This comes out in verse 3:
But know that the LORD has set apart for Himself, him who is godly. The LORD will hear when I call to Him. With such a confidence in his Divine Protector, what was his attitude towards the mockers and slanderers? Obviously he was indignant at the way they heaped scorn and derision on him and his faith, but as often happens, the best reply was silence. The only One who heard his complaint, was GOD. Nor was all that going to deter him from maintaining his walk with GOD.
Verses 4 and 5:
Be angry and do not sin; meditate within your heart on your bed and be still. Selah. Offer the sacrifices of righteousness, and put your trust in the LORD. In doing so he was following the example of his glorious descendant, Messiah Ben David, of Whom we read in Isaiah 53, verse 7:
He was oppressed and He was afflicted, yet He opened not His mouth. He was led as a lamb to the slaughter, and as a sheep before its shearers is silent, so He opened not His mouth. What was the outcome of David’s believing reliance on GOD? Did GOD answer him? Yes! Abundantly! Above all the clamour of the jeers and scoffs, the joy and the peace of GOD filled his heart to such a degree that nothing could shake his confidence.
Verses 6 and 7:
There are many who say, Who will show us any good? LORD lift up the light of Your countenance upon us. You have put gladness in my heart more than in the season that their grain and wine increased. We get a clue as to the character of the unnamed enemies of David. They did not believe in GOD and scorned those who did, as though their trust was a hopeless delusion. GOD’s response to that was to bless His believing people with a joy far transcending any earthly joy. In those days the greatest joys included the joy of an abundant harvest which spelled security for the future. David’s joy was that much greater, because in GOD he enjoyed security forever, not just for a time.

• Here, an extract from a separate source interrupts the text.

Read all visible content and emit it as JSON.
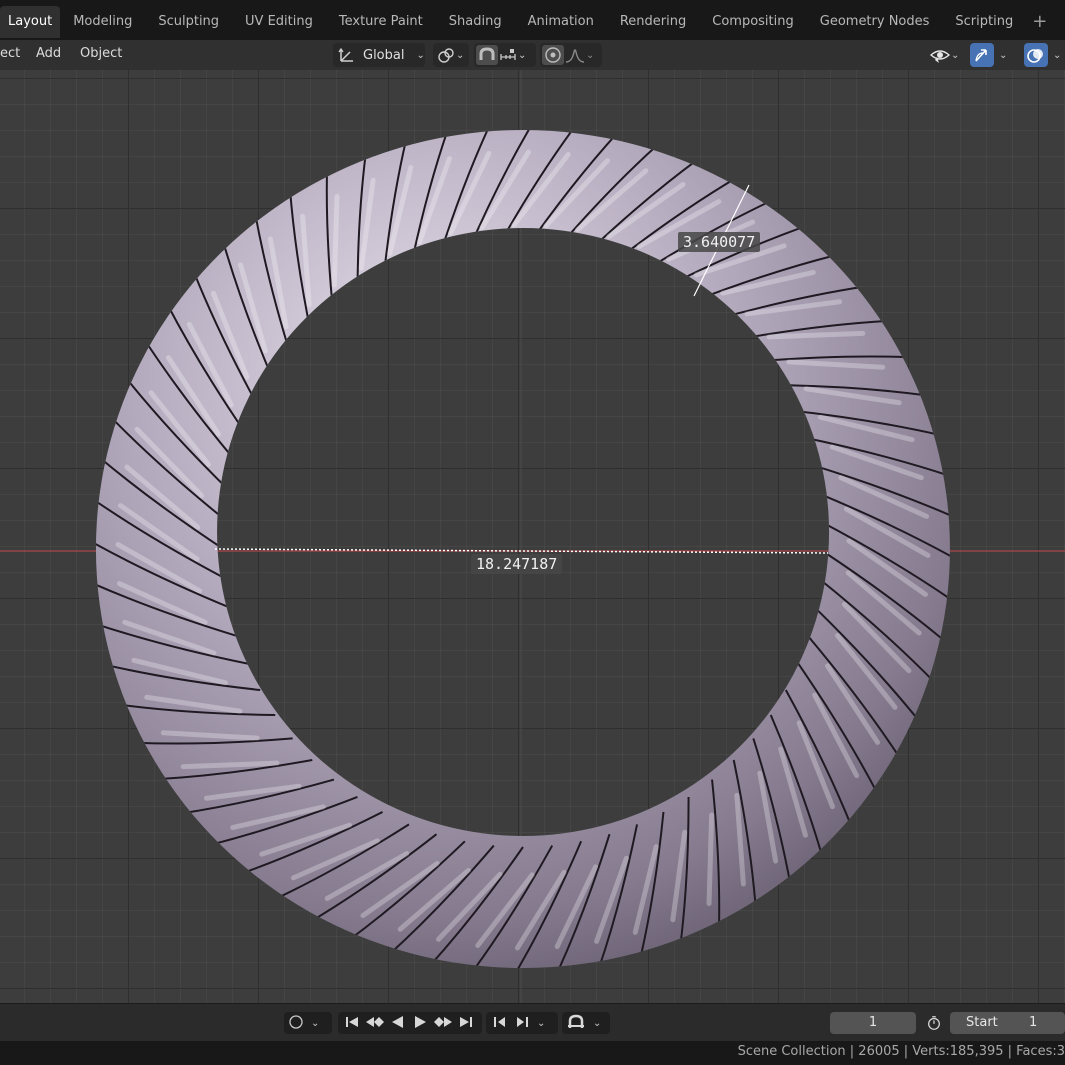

From the last verse it looks as though the scorners issued threats to intimidate those who remained unmoved by their brow-beating efforts. David was unmoved by either. Verse 8:

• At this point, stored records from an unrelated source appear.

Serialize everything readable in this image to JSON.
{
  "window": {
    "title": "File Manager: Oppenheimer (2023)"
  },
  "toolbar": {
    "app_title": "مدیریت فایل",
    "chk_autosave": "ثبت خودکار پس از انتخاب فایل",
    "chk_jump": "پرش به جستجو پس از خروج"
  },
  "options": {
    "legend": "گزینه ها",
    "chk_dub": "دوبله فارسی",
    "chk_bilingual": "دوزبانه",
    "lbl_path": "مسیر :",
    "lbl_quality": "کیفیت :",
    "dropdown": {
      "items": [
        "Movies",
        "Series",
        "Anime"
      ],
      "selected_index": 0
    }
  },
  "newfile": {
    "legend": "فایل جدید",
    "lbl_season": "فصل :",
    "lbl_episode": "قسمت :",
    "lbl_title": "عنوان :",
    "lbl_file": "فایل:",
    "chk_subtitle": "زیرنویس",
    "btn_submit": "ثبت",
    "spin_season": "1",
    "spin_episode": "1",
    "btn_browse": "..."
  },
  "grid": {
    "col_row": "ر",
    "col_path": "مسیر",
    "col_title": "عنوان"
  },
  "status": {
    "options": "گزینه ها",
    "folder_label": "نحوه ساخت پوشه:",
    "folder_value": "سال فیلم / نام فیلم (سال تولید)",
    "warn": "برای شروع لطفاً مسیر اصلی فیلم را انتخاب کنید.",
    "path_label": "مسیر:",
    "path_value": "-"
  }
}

I will both lie down in peace and sleep, for you alone, O LORD, make me dwell in safety. GOD is the refuge of all those who trust in Him, from the bluster of all their enemies. The Psalm ends with this note of serene confidence, a confidence we may all enjoy. The condition is a simple one: that of faith in a forgiving GOD, and a life of true obedience. Twice in this Psalm, David uses the word ‘Selah’. That means we are to pause and reflect on what has been said. May we do so, remembering that though opposition is to be expected, we need not be unduly troubled. This great blessing is reserved for the one who trusts in GOD as Abraham did. David’s peace of mind consisted in a good conscience and assured access to GOD for help and protection. Perhaps someone is ready to ask, How may I obtain this blessing? To which the answer is very clear, all these blessings come to us from the hand of our Messiah, YESHUA of Nazareth. His title in Psalm 2 is the Son of GOD. Of Him we read the following, (Psalm 2, verses 11 and 12):

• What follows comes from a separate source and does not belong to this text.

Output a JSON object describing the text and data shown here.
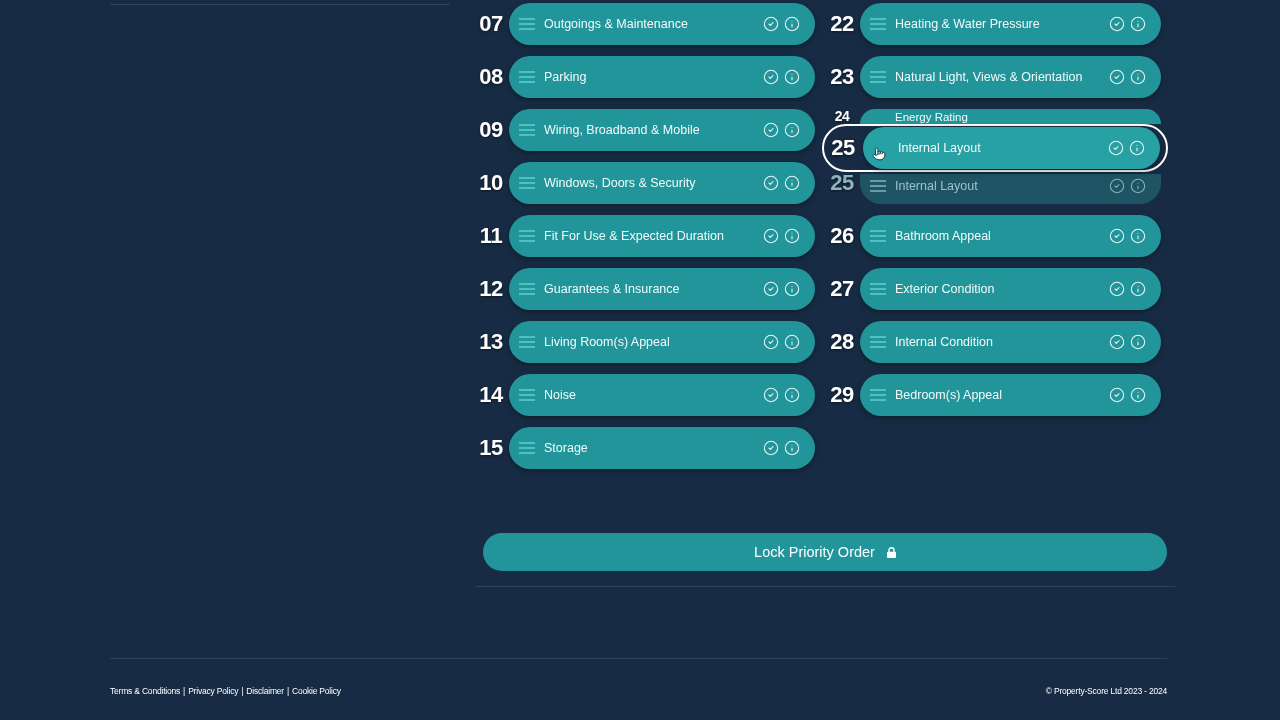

Serve the LORD with fear, and rejoice with trembling. Kiss the Son, lest He be angry and you perish in the way, when His wrath is kindled but a little. Blessed are all those who put their trust in Him. We have exactly the same admonition in verse 5 of the Psalm we have been considering:
Offer the sacrifices of righteousness, and put your trust in the LORD. The promise is true. None whoever did so, went away disappointed.